A few months ago, it came to light that a New York woman, on her way to get a cup of coffee, pulled a large colorful canvas out of a garbage pile. For four years she hung it on her living room wall with no idea that it was a famous painting by Rufino Tamayo, worth about $1 million.
Similarly, an Austrian woman who was dumpster diving in her recently deceased neighbor’s trash came up with an ornate crucifix. The neighbor’s family gave her permission to have it and she took it home, where she kept it under her couch until this summer. When she had the piece evaluated by a curator at a nearby museum, she found out that the statue was an 800-year-old Limoges Passion crucifix that had been stolen by the Nazis during World War II.
Once while interviewing abstract painter Sean Scully, this subject—art’s vulnerability to being thrown away, forgotten, misplaced or, in some cases, destroyed—came up. Scully responded that it is inevitable that works will be lost. Fighting history is a losing game. Things will happen to works of art that are out of anyone’s control.
His answer to this was quite Darwinian—make more. By propagating works, an artist has a better chance of keeping his or her art alive. That’s one of the reasons Scully is so committed to printmaking. He can create prints in batches that are still precious to him as an artist, and quite moving to the viewer, but are also created in numbers that will hopefully stand the test of time.

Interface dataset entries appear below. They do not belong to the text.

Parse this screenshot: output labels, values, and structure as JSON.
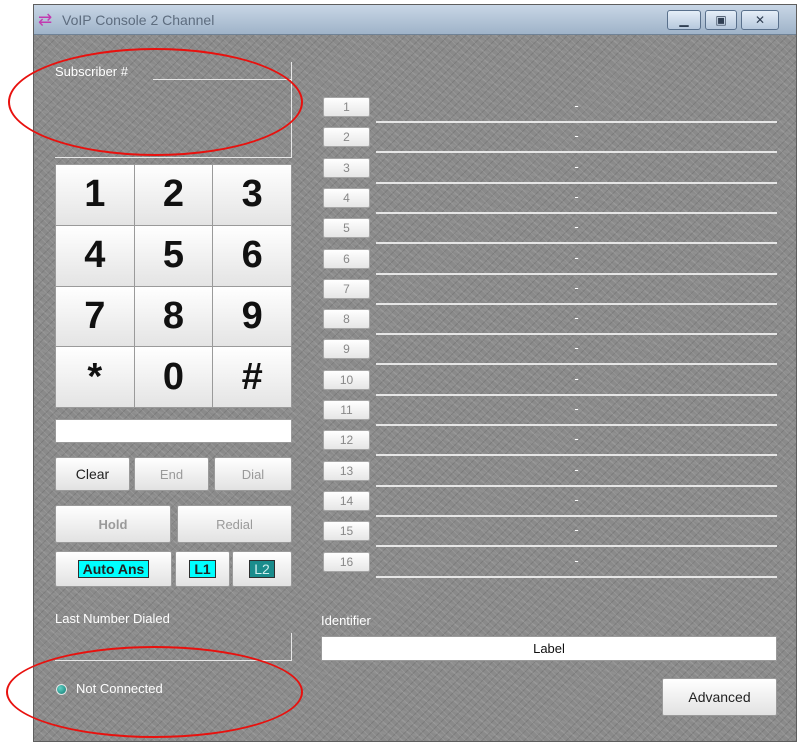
{
  "window": {
    "title": "VoIP Console 2 Channel",
    "icon": "arrows-icon"
  },
  "subscriber": {
    "label": "Subscriber #",
    "value": ""
  },
  "keypad": {
    "keys": [
      "1",
      "2",
      "3",
      "4",
      "5",
      "6",
      "7",
      "8",
      "9",
      "*",
      "0",
      "#"
    ]
  },
  "dial_field": {
    "value": ""
  },
  "buttons": {
    "clear": "Clear",
    "end": "End",
    "dial": "Dial",
    "hold": "Hold",
    "redial": "Redial",
    "auto_ans": "Auto Ans",
    "l1": "L1",
    "l2": "L2",
    "advanced": "Advanced"
  },
  "speed_dial": [
    {
      "num": "1",
      "value": "-"
    },
    {
      "num": "2",
      "value": "-"
    },
    {
      "num": "3",
      "value": "-"
    },
    {
      "num": "4",
      "value": "-"
    },
    {
      "num": "5",
      "value": "-"
    },
    {
      "num": "6",
      "value": "-"
    },
    {
      "num": "7",
      "value": "-"
    },
    {
      "num": "8",
      "value": "-"
    },
    {
      "num": "9",
      "value": "-"
    },
    {
      "num": "10",
      "value": "-"
    },
    {
      "num": "11",
      "value": "-"
    },
    {
      "num": "12",
      "value": "-"
    },
    {
      "num": "13",
      "value": "-"
    },
    {
      "num": "14",
      "value": "-"
    },
    {
      "num": "15",
      "value": "-"
    },
    {
      "num": "16",
      "value": "-"
    }
  ],
  "last_dialed": {
    "label": "Last Number Dialed",
    "value": ""
  },
  "identifier": {
    "label": "Identifier",
    "value": "Label"
  },
  "status": {
    "text": "Not Connected",
    "color": "#2a9d92"
  },
  "colors": {
    "toggle_on": "#00ffff",
    "toggle_off": "#1a8c8c",
    "annotation": "#e8110e"
  }
}
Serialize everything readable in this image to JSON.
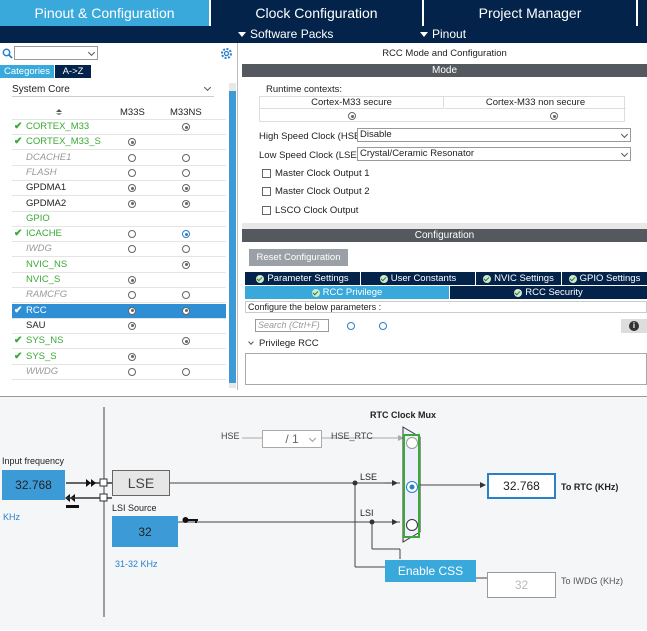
{
  "tabs": [
    "Pinout & Configuration",
    "Clock Configuration",
    "Project Manager"
  ],
  "subbar": {
    "software_packs": "Software Packs",
    "pinout": "Pinout"
  },
  "sidebar": {
    "categories_tab": "Categories",
    "az_tab": "A->Z",
    "group": "System Core",
    "col1": "M33S",
    "col2": "M33NS",
    "items": [
      {
        "name": "CORTEX_M33",
        "checked": true
      },
      {
        "name": "CORTEX_M33_S",
        "checked": true
      },
      {
        "name": "DCACHE1",
        "checked": false
      },
      {
        "name": "FLASH",
        "checked": false
      },
      {
        "name": "GPDMA1",
        "checked": false
      },
      {
        "name": "GPDMA2",
        "checked": false
      },
      {
        "name": "GPIO",
        "checked": false
      },
      {
        "name": "ICACHE",
        "checked": true
      },
      {
        "name": "IWDG",
        "checked": false
      },
      {
        "name": "NVIC_NS",
        "checked": false
      },
      {
        "name": "NVIC_S",
        "checked": false
      },
      {
        "name": "RAMCFG",
        "checked": false
      },
      {
        "name": "RCC",
        "checked": true
      },
      {
        "name": "SAU",
        "checked": false
      },
      {
        "name": "SYS_NS",
        "checked": true
      },
      {
        "name": "SYS_S",
        "checked": true
      },
      {
        "name": "WWDG",
        "checked": false
      }
    ]
  },
  "rcc": {
    "title": "RCC Mode and Configuration",
    "mode_header": "Mode",
    "runtime_label": "Runtime contexts:",
    "ctx_secure": "Cortex-M33 secure",
    "ctx_nonsecure": "Cortex-M33 non secure",
    "hse_label": "High Speed Clock (HSE)",
    "hse_value": "Disable",
    "lse_label": "Low Speed Clock (LSE)",
    "lse_value": "Crystal/Ceramic Resonator",
    "mco1": "Master Clock Output 1",
    "mco2": "Master Clock Output 2",
    "lsco": "LSCO Clock Output",
    "config_header": "Configuration",
    "reset_button": "Reset Configuration",
    "cfg_tabs": [
      "Parameter Settings",
      "User Constants",
      "NVIC Settings",
      "GPIO Settings"
    ],
    "privilege_tab": "RCC Privilege",
    "security_tab": "RCC Security",
    "configure_text": "Configure the below parameters :",
    "search_placeholder": "Search (Ctrl+F)",
    "privilege_group": "Privilege RCC"
  },
  "clock": {
    "mux_title": "RTC Clock Mux",
    "hse": "HSE",
    "divider": "/ 1",
    "hse_rtc": "HSE_RTC",
    "input_freq_label": "Input frequency",
    "input_freq": "32.768",
    "khz": "KHz",
    "lse": "LSE",
    "lsi_source": "LSI Source",
    "lsi_value": "32",
    "lsi_range": "31-32 KHz",
    "lse_line": "LSE",
    "lsi_line": "LSI",
    "rtc_value": "32.768",
    "rtc_label": "To RTC (KHz)",
    "enable_css": "Enable CSS",
    "iwdg_value": "32",
    "iwdg_label": "To IWDG (KHz)"
  },
  "colors": {
    "navy": "#03234b",
    "tab_active": "#39a9dc",
    "blue_box": "#3c9bd6",
    "selected_row": "#2f8fd4",
    "green": "#3aaa35"
  }
}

Photo credit: Sean Scully's Barcelona Day, 2005 (Smithsonian American Art Museum)